▶ Records for processing:
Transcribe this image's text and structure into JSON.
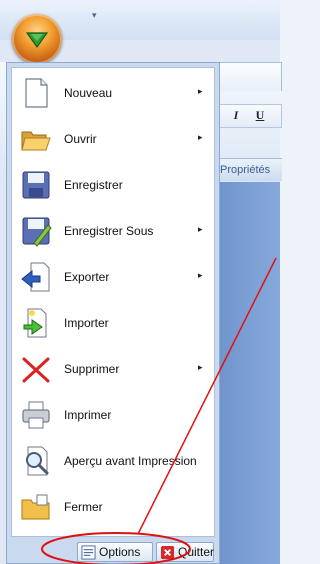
{
  "background": {
    "panel_header": "Propriétés",
    "format_buttons": {
      "italic": "I",
      "underline": "U"
    },
    "quick_access_arrow": "▾"
  },
  "menu": {
    "items": [
      {
        "label": "Nouveau",
        "icon": "new-document-icon",
        "has_submenu": true
      },
      {
        "label": "Ouvrir",
        "icon": "open-folder-icon",
        "has_submenu": true
      },
      {
        "label": "Enregistrer",
        "icon": "save-floppy-icon",
        "has_submenu": false
      },
      {
        "label": "Enregistrer Sous",
        "icon": "save-as-icon",
        "has_submenu": true
      },
      {
        "label": "Exporter",
        "icon": "export-icon",
        "has_submenu": true
      },
      {
        "label": "Importer",
        "icon": "import-icon",
        "has_submenu": false
      },
      {
        "label": "Supprimer",
        "icon": "delete-x-icon",
        "has_submenu": true
      },
      {
        "label": "Imprimer",
        "icon": "printer-icon",
        "has_submenu": false
      },
      {
        "label": "Aperçu avant Impression",
        "icon": "print-preview-icon",
        "has_submenu": false
      },
      {
        "label": "Fermer",
        "icon": "close-folder-icon",
        "has_submenu": false
      }
    ],
    "submenu_arrow": "▸",
    "footer": {
      "options_label": "Options",
      "quit_label": "Quitter"
    }
  },
  "colors": {
    "orb": "#f3a132",
    "orb_arrow": "#2f9a2f",
    "annotation": "#e01010",
    "workspace": "#7fa2d6"
  }
}
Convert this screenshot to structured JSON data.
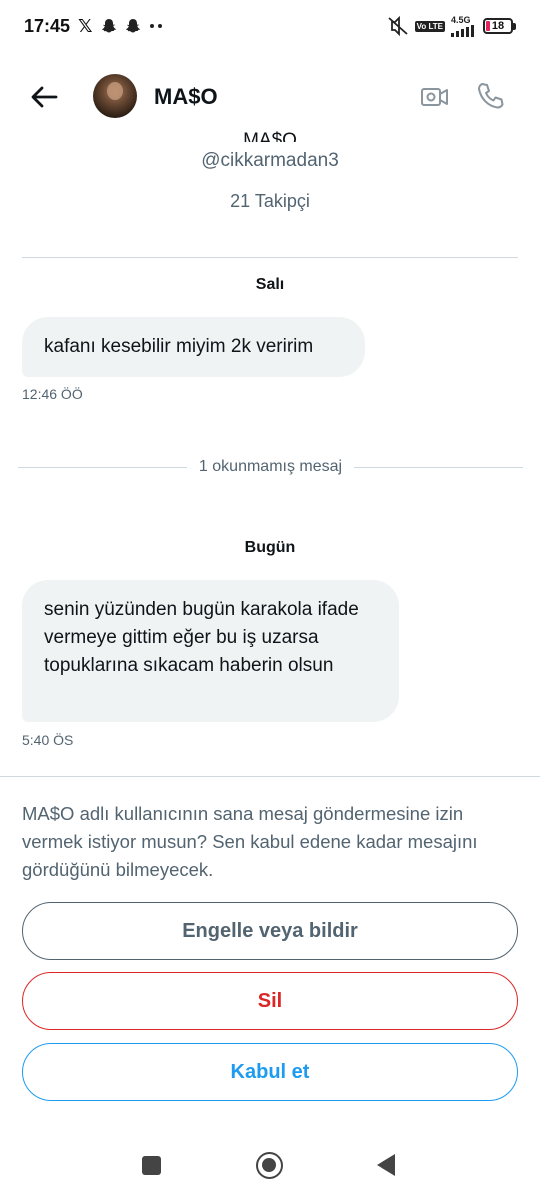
{
  "status_bar": {
    "time": "17:45",
    "notification_icons": [
      "x-icon",
      "snapchat-icon",
      "snapchat-icon",
      "more-dots-icon"
    ],
    "network": "4.5G",
    "lte": "Vo LTE",
    "battery": "18"
  },
  "header": {
    "title": "MA$O"
  },
  "profile": {
    "name": "MA$O",
    "handle": "@cikkarmadan3",
    "followers": "21 Takipçi"
  },
  "messages": {
    "day1": "Salı",
    "msg1": "kafanı kesebilir miyim 2k veririm",
    "time1": "12:46 ÖÖ",
    "unread": "1 okunmamış mesaj",
    "day2": "Bugün",
    "msg2": "senin yüzünden bugün karakola ifade vermeye gittim eğer bu iş uzarsa topuklarına sıkacam haberin olsun",
    "time2": "5:40 ÖS"
  },
  "request": {
    "text": "MA$O adlı kullanıcının sana mesaj göndermesine izin vermek istiyor musun? Sen kabul edene kadar mesajını gördüğünü bilmeyecek.",
    "block_label": "Engelle veya bildir",
    "delete_label": "Sil",
    "accept_label": "Kabul et"
  },
  "colors": {
    "accent": "#1d9bf0",
    "danger": "#dc2626",
    "secondary_text": "#536471",
    "bubble": "#eff3f4"
  }
}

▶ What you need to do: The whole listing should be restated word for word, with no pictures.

▶ Result of the task:
Transcribe this image's text and structure into JSON.
{
  "background": {
    "panel_header": "Propriétés",
    "format_buttons": {
      "italic": "I",
      "underline": "U"
    },
    "quick_access_arrow": "▾"
  },
  "menu": {
    "items": [
      {
        "label": "Nouveau",
        "icon": "new-document-icon",
        "has_submenu": true
      },
      {
        "label": "Ouvrir",
        "icon": "open-folder-icon",
        "has_submenu": true
      },
      {
        "label": "Enregistrer",
        "icon": "save-floppy-icon",
        "has_submenu": false
      },
      {
        "label": "Enregistrer Sous",
        "icon": "save-as-icon",
        "has_submenu": true
      },
      {
        "label": "Exporter",
        "icon": "export-icon",
        "has_submenu": true
      },
      {
        "label": "Importer",
        "icon": "import-icon",
        "has_submenu": false
      },
      {
        "label": "Supprimer",
        "icon": "delete-x-icon",
        "has_submenu": true
      },
      {
        "label": "Imprimer",
        "icon": "printer-icon",
        "has_submenu": false
      },
      {
        "label": "Aperçu avant Impression",
        "icon": "print-preview-icon",
        "has_submenu": false
      },
      {
        "label": "Fermer",
        "icon": "close-folder-icon",
        "has_submenu": false
      }
    ],
    "submenu_arrow": "▸",
    "footer": {
      "options_label": "Options",
      "quit_label": "Quitter"
    }
  },
  "colors": {
    "orb": "#f3a132",
    "orb_arrow": "#2f9a2f",
    "annotation": "#e01010",
    "workspace": "#7fa2d6"
  }
}
Convert this screenshot to structured JSON data.
{
  "status_bar": {
    "time": "17:45",
    "notification_icons": [
      "x-icon",
      "snapchat-icon",
      "snapchat-icon",
      "more-dots-icon"
    ],
    "network": "4.5G",
    "lte": "Vo LTE",
    "battery": "18"
  },
  "header": {
    "title": "MA$O"
  },
  "profile": {
    "name": "MA$O",
    "handle": "@cikkarmadan3",
    "followers": "21 Takipçi"
  },
  "messages": {
    "day1": "Salı",
    "msg1": "kafanı kesebilir miyim 2k veririm",
    "time1": "12:46 ÖÖ",
    "unread": "1 okunmamış mesaj",
    "day2": "Bugün",
    "msg2": "senin yüzünden bugün karakola ifade vermeye gittim eğer bu iş uzarsa topuklarına sıkacam haberin olsun",
    "time2": "5:40 ÖS"
  },
  "request": {
    "text": "MA$O adlı kullanıcının sana mesaj göndermesine izin vermek istiyor musun? Sen kabul edene kadar mesajını gördüğünü bilmeyecek.",
    "block_label": "Engelle veya bildir",
    "delete_label": "Sil",
    "accept_label": "Kabul et"
  },
  "colors": {
    "accent": "#1d9bf0",
    "danger": "#dc2626",
    "secondary_text": "#536471",
    "bubble": "#eff3f4"
  }
}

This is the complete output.